Medical research

Nitisinone increases melanin in people with albinism

A small pilot clinical study at the National Eye Institute (NEI) suggests that the drug nitisinone increases melanin production in some people with oculocutaneous albinism type 1B (OCA-1B), a rare genetic disease that causes ...

Cardiology

Novel technique accurately assesses cardiovascular risks

A new noninvasive technique for imaging the carotid artery offers advantages over other imaging methods and could provide an earlier, more accurate assessment of cardiovascular disease risk, according to a study published ...

Medical research

Mouse and human skin cells produce melanin on a 48-hour cycle

Researchers have discovered that mouse skin and skin cells from humans produce pigmentation in response to sunlight on a 48-hour cycle. They observed that exposing skin to ultraviolet light every 2 days yielded darker pigmentation ...

Diseases, Conditions, Syndromes

Vitiligo treated successfully with arthritis drug and light therapy

Building on prior research that examined the use of an arthritis medication to treat vitiligo, a team of Yale dermatologists has successfully applied a novel combination therapy—the medication and light—to restore skin ...

Medical research

Research team lays bare melanin's DNA guarding mechanism

With a little help from chickens and video cameras, scientists have captured live the moment when skin gets darker. In a study appearing in Scientific Reports, a Japanese team has filmed and demystified the process by which ...

Medical research

Sunlight continues to damage skin in the dark

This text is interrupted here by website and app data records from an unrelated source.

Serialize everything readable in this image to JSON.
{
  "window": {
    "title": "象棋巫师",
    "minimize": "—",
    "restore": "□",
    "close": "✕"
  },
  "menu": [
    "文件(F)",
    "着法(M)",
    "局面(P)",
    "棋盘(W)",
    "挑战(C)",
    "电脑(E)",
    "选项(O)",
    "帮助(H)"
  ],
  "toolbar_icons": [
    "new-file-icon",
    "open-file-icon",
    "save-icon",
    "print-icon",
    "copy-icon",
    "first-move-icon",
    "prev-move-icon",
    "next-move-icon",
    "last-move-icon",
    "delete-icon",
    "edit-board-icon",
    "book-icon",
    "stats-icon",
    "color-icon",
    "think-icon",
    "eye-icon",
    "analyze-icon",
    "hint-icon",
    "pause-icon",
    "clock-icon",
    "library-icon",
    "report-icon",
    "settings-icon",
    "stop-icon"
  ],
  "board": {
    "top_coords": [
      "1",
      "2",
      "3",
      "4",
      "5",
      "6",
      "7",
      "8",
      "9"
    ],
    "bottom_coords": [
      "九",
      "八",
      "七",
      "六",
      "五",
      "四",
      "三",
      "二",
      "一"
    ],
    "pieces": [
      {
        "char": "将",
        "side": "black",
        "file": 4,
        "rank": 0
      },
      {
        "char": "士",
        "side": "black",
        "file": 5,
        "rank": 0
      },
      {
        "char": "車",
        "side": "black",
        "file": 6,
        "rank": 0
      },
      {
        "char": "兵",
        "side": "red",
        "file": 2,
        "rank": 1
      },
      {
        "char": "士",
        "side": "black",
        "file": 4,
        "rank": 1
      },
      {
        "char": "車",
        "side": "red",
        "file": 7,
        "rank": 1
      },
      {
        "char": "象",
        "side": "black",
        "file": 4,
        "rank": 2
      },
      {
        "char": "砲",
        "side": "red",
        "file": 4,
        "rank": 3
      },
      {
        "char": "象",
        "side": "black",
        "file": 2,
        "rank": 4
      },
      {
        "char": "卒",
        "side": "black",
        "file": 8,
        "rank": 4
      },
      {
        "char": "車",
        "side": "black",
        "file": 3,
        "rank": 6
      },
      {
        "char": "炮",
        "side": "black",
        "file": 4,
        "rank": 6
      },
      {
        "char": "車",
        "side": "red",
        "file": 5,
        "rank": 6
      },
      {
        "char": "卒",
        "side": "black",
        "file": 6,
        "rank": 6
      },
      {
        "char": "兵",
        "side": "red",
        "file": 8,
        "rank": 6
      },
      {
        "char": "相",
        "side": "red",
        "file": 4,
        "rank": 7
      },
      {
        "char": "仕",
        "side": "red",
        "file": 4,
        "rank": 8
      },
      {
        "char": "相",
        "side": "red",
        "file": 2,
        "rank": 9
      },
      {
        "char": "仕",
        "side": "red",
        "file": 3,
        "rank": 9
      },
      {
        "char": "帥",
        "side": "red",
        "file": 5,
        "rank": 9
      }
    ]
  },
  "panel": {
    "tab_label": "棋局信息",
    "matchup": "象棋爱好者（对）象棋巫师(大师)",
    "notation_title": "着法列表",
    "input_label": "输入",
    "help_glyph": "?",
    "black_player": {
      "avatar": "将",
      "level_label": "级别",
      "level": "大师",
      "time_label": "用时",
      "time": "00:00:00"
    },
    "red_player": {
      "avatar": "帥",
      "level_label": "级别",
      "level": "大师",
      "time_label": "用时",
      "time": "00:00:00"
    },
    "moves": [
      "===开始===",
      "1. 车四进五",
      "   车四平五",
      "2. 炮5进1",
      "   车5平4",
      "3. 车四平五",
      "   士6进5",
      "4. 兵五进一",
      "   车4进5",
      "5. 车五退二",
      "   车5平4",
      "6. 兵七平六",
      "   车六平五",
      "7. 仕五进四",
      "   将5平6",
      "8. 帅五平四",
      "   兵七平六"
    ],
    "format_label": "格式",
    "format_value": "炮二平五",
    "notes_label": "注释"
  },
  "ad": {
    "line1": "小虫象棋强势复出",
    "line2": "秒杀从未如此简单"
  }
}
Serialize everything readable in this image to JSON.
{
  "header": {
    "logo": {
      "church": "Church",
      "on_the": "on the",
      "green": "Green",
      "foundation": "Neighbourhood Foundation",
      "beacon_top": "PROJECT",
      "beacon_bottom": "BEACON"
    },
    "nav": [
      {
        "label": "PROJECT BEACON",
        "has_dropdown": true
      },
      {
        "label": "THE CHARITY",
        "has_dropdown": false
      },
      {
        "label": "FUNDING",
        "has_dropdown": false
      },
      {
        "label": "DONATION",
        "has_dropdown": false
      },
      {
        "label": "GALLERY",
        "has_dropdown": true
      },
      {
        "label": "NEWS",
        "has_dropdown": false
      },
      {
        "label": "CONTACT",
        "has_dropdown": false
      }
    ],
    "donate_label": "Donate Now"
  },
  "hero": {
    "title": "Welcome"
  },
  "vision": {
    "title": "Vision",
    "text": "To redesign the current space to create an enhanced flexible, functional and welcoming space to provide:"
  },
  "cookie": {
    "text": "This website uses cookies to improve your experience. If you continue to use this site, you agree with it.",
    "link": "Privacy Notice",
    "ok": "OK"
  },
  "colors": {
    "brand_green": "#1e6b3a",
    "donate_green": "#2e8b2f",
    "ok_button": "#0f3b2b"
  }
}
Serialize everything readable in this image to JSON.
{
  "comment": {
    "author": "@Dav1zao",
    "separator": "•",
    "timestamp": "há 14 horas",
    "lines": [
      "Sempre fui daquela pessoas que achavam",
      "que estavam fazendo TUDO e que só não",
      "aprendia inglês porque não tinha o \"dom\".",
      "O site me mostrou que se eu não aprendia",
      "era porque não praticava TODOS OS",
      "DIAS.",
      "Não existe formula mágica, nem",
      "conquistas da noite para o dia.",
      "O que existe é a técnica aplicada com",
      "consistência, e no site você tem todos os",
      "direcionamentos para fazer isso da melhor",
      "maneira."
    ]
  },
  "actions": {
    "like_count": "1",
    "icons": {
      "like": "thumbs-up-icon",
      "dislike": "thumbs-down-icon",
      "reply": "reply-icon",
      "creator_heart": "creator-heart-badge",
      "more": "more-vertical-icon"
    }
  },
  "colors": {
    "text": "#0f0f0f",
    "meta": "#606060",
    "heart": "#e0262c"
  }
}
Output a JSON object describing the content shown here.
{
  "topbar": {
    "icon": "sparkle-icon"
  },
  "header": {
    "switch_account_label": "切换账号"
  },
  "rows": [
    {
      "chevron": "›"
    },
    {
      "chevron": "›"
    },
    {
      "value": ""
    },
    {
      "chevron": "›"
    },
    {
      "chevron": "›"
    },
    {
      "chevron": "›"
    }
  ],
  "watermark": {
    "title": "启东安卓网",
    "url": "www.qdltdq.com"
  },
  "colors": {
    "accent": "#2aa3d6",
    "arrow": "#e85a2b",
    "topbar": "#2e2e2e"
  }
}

Much of the damage that ultraviolet radiation (UV) does to skin occurs hours after sun exposure, a team of Yale-led researchers concluded in a study that was published online Feb. 19 by the journal Science.

page 1 from 4

Melanin

Melanin i/ˈmɛlənɪn/ (Greek: μέλας, black) is a pigment that is ubiquitous in nature, being found in most organisms (spiders are one of the few groups in which it has not been detected). In animals melanin pigments are derivatives of the amino acid tyrosine. The most common form of biological melanin is eumelanin, a brown-black polymer of dihydroxyindole carboxylic acids, and their reduced forms. All melanins can be considered as derivatives of polyacetylene, since they rely on a polyconiugate structure. Another common form of melanin is pheomelanin, a red-brown polymer of benzothiazine units largely responsible for red hair and freckles. The presence of melanin in the archaea and bacteria kingdoms is an issue of ongoing debate among researchers in the field.

The increased production of melanin in human skin is called melanogenesis. Production of melanin is stimulated by DNA damage induced by UVB-radiation, and it leads to a delayed development of a tan. This melanogenesis-based tan takes more time to develop, but it is long-lasting.

The photochemical properties of melanin make it an excellent photoprotectant. It absorbs harmful UV-radiation (ultraviolet) and transforms the energy into harmless heat through a process called "ultrafast internal conversion". This property enables melanin to dissipate more than 99.9% of the absorbed UV radiation as heat (see photoprotection). This prevents the indirect DNA damage that is responsible for the formation of malignant melanoma and other skin cancers.

This text uses material from Wikipedia, licensed under CC BY-SA